Too bad that logic doesn't work when it comes to Tubby Smith. Smith took over when Rick Pitino left following the 1996-97 season to coach the Boston Celtics. In his first year in charge (1997-98), Tubby took the Wildcats to the promised land, putting together a 35-4 season and winning Kentucky it's seventh national title. Sure, Tubby rode the success of Pitino's success, but he followed it with 9 seasons, each with at least 22 wins and never missing the NCAA tournament. That's right: Tubby, who wanted to play a slow-paced, defense-oriented style, dubbed Tubby Ball (sound familiar Bruin fans?), brought the Wildcats a national title, three Elite Eight appearances, and two Sweet Sixteen appearances, all in a 10-year run where he never missed March Madness. Despite that, Tubby's seat got real warm. Why? Because Tubby wasn't in charge of some middle-of-the-road program, but one of college basketball's elites and the Kentucky fan base's expectations weren't met. Just making the tournament wasn't good enough in Lexington. Feeling the pressure from the fan base, Tubby gave up one of college basketball's most coveted jobs and left for a nobody program in the Big Ten, Minnesota (read: the Big Ten's version of Oregon State).

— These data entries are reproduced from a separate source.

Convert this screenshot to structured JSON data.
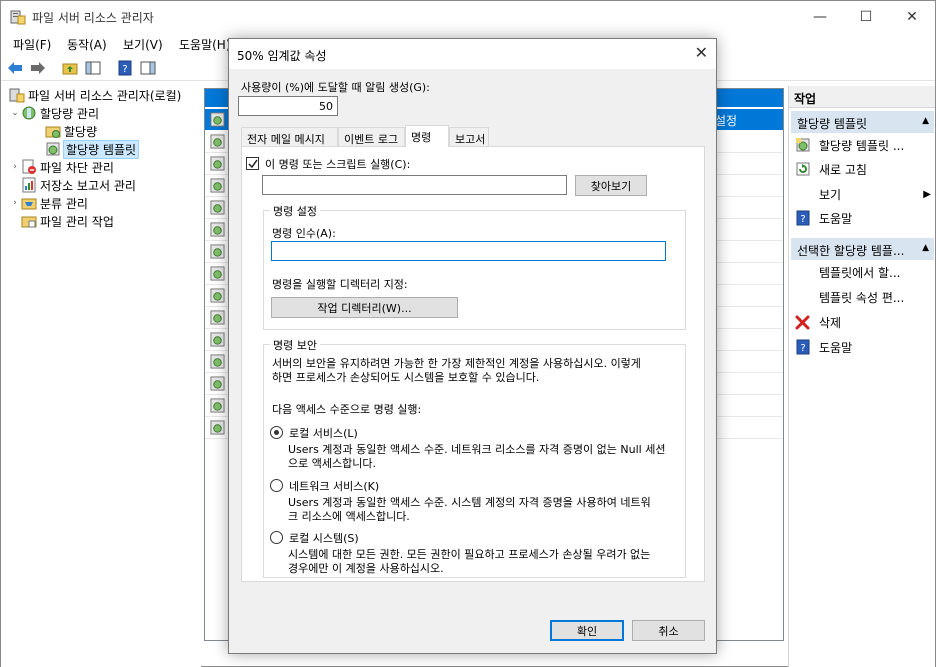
{
  "window": {
    "title": "파일 서버 리소스 관리자",
    "controls": {
      "minimize": "—",
      "maximize": "☐",
      "close": "✕"
    }
  },
  "menu": [
    "파일(F)",
    "동작(A)",
    "보기(V)",
    "도움말(H)"
  ],
  "tree": {
    "root": "파일 서버 리소스 관리자(로컬)",
    "quota_mgmt": "할당량 관리",
    "quotas": "할당량",
    "quota_templates": "할당량 템플릿",
    "file_screening": "파일 차단 관리",
    "storage_reports": "저장소 보고서 관리",
    "classification": "분류 관리",
    "file_mgmt_tasks": "파일 관리 작업"
  },
  "list": {
    "selected_text": "설정"
  },
  "actions": {
    "header": "작업",
    "section1": "할당량 템플릿",
    "s1_items": [
      "할당량 템플릿 ...",
      "새로 고침",
      "보기",
      "도움말"
    ],
    "section2": "선택한 할당량 템플...",
    "s2_items": [
      "템플릿에서 할...",
      "템플릿 속성 편...",
      "삭제",
      "도움말"
    ]
  },
  "dialog": {
    "title": "50% 임계값 속성",
    "close": "✕",
    "threshold_label": "사용량이 (%)에 도달할 때 알림 생성(G):",
    "threshold_value": "50",
    "tabs": [
      "전자 메일 메시지",
      "이벤트 로그",
      "명령",
      "보고서"
    ],
    "run_command_label": "이 명령 또는 스크립트 실행(C):",
    "command_path": "",
    "browse": "찾아보기",
    "settings_group": "명령 설정",
    "args_label": "명령 인수(A):",
    "args_value": "",
    "workdir_label": "명령을 실행할 디렉터리 지정:",
    "workdir_button": "작업 디렉터리(W)...",
    "security_group": "명령 보안",
    "security_desc1": "서버의 보안을 유지하려면 가능한 한 가장 제한적인 계정을 사용하십시오. 이렇게",
    "security_desc2": "하면 프로세스가 손상되어도 시스템을 보호할 수 있습니다.",
    "access_label": "다음 액세스 수준으로 명령 실행:",
    "local_service": "로컬 서비스(L)",
    "local_service_desc1": "Users 계정과 동일한 액세스 수준. 네트워크 리소스를 자격 증명이 없는 Null 세션",
    "local_service_desc2": "으로 액세스합니다.",
    "network_service": "네트워크 서비스(K)",
    "network_service_desc1": "Users 계정과 동일한 액세스 수준. 시스템 계정의 자격 증명을 사용하여 네트워",
    "network_service_desc2": "크 리소스에 액세스합니다.",
    "local_system": "로컬 시스템(S)",
    "local_system_desc1": "시스템에 대한 모든 권한. 모든 권한이 필요하고 프로세스가 손상될 우려가 없는",
    "local_system_desc2": "경우에만 이 계정을 사용하십시오.",
    "ok": "확인",
    "cancel": "취소"
  }
}
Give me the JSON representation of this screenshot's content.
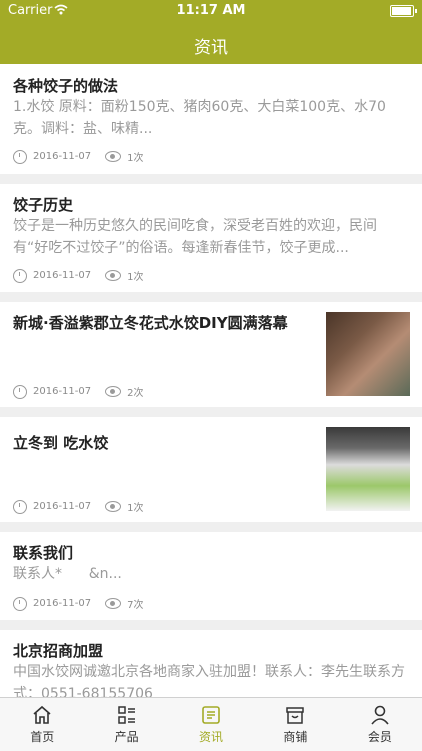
{
  "status": {
    "carrier": "Carrier",
    "time": "11:17 AM"
  },
  "nav": {
    "title": "资讯"
  },
  "articles": [
    {
      "title": "各种饺子的做法",
      "summary": "1.水饺 原料：面粉150克、猪肉60克、大白菜100克、水70克。调料：盐、味精...",
      "date": "2016-11-07",
      "views": "1次",
      "has_image": false
    },
    {
      "title": "饺子历史",
      "summary": "饺子是一种历史悠久的民间吃食，深受老百姓的欢迎，民间有“好吃不过饺子”的俗语。每逢新春佳节，饺子更成...",
      "date": "2016-11-07",
      "views": "1次",
      "has_image": false
    },
    {
      "title": "新城·香溢紫郡立冬花式水饺DIY圆满落幕",
      "summary": "",
      "date": "2016-11-07",
      "views": "2次",
      "has_image": true
    },
    {
      "title": "立冬到 吃水饺",
      "summary": "",
      "date": "2016-11-07",
      "views": "1次",
      "has_image": true
    },
    {
      "title": "联系我们",
      "summary": "联系人*      &n...",
      "date": "2016-11-07",
      "views": "7次",
      "has_image": false
    },
    {
      "title": "北京招商加盟",
      "summary": "中国水饺网诚邀北京各地商家入驻加盟！联系人：李先生联系方式：0551-68155706",
      "date": "",
      "views": "",
      "has_image": false
    }
  ],
  "tabs": [
    {
      "label": "首页",
      "icon": "home-icon",
      "active": false
    },
    {
      "label": "产品",
      "icon": "list-icon",
      "active": false
    },
    {
      "label": "资讯",
      "icon": "news-icon",
      "active": true
    },
    {
      "label": "商铺",
      "icon": "shop-icon",
      "active": false
    },
    {
      "label": "会员",
      "icon": "user-icon",
      "active": false
    }
  ],
  "colors": {
    "accent": "#a3ab27",
    "background": "#efefef"
  }
}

Let's get this straight. Tubby, who actually won a national championship, while never missing the NCAA tournament in 10 years, with zero losing seasons, with a 76.0% winning percentage (263-83) at Kentucky, is run out of town by a fan base tired of just making the NCAA tournament.
UCLA, on the other hand, continues to employ a head coach who has not won a national championship (and as Jordan Farmar explained, only national title banners get hung in the rafters at Pauley Pavilion, not Final Four appearances), has missed the NCAA tournament 3 out of his 9 seasons in charge, put together two losing seasons (one entirely of his own making), and only has a winning percentage of 68.1% (205-96) at UCLA. Heck, let's give Howland the benefit of the double and erase his 2003-04 season (since it was the first year after he took over from Lavin, who totally tanked the program) and the terrible 11-17 record that came with it. Even doing that, Ben's winning percentage at UCLA only goes up to 71.0% (194-79). Still well below the Tubby line.
And yet, people call us unreasonable?!
Never mind the recent Sports Illustrated story which blew the lid on the toxic environment that Ben Howland has fostered at UCLA (at least Doherty didn't have players physically hurting one another on purpose during practice), where guys are desperate to get out of Westwood (either by declaring early and ending up in the D-League or transferring). The numbers alone, when compared to other elite programs, justify firing Howland.
Instead, we have a fan base that appears, unlike their counterparts in Lexington and Chapel Hill, to be willing to give Ben Howland a free pass. Instead of taking decisive action and terminating Howland for another sub-par season which should be unacceptable to all UCLA fans, Chianti Dan Guerrero is content to play wait-and-see, while the UCLA basketball brand swirls down the proverbial drain.
Even if Ben Howland, in his tenth season in charge at UCLA, goes on an undefeated 40-win season and wins a national title, his winning percentage at UCLA will only rise to 71.9%, or 4.1% percentage points short of the Tubby line. And let's be real: there is no way he's winning 40 games, going undefeated, and winning a national title, even with Shabazz in the fold.
76.0% and only one national title wasn't good enough for the fan base in Kentucky.
So, why is 68.1% and zero national titles acceptable in Westwood?
It shouldn't be, not if UCLA really wants to count itself among the true elite blue-bloods of college basketball, and not turn into the next University of San Francisco. It's time for decisive action, but instead, Chianti Dan and UCLA's incompetent administration do nothing but wait-and-see, hoping an 18-year-old one-and-done Adidas mercenary will somehow save Coach's program.
And the Howlers say we're the ones who are unrealistic.